⟨

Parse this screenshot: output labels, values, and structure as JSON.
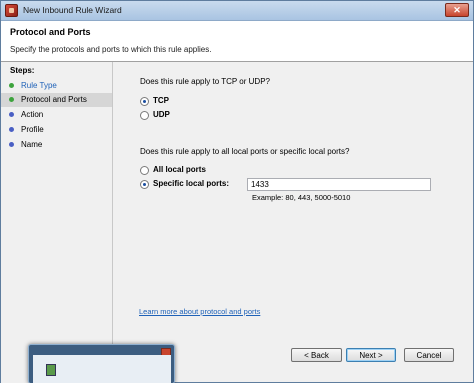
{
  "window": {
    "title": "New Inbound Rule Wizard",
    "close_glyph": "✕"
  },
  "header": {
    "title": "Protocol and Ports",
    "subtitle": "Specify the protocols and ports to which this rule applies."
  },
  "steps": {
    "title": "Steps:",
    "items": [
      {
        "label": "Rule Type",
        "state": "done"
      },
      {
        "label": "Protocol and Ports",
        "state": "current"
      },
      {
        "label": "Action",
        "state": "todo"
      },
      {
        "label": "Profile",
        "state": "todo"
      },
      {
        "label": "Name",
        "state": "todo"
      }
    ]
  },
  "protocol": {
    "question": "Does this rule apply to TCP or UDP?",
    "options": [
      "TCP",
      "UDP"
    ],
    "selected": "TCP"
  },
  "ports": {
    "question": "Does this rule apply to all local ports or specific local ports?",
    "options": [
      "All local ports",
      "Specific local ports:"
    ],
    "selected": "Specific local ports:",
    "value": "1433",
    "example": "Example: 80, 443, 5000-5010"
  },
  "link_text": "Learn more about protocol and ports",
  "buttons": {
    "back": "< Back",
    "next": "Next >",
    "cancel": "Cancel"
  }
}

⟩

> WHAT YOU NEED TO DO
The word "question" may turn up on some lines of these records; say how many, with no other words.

> SOLUTION FOR THIS PROBLEM
2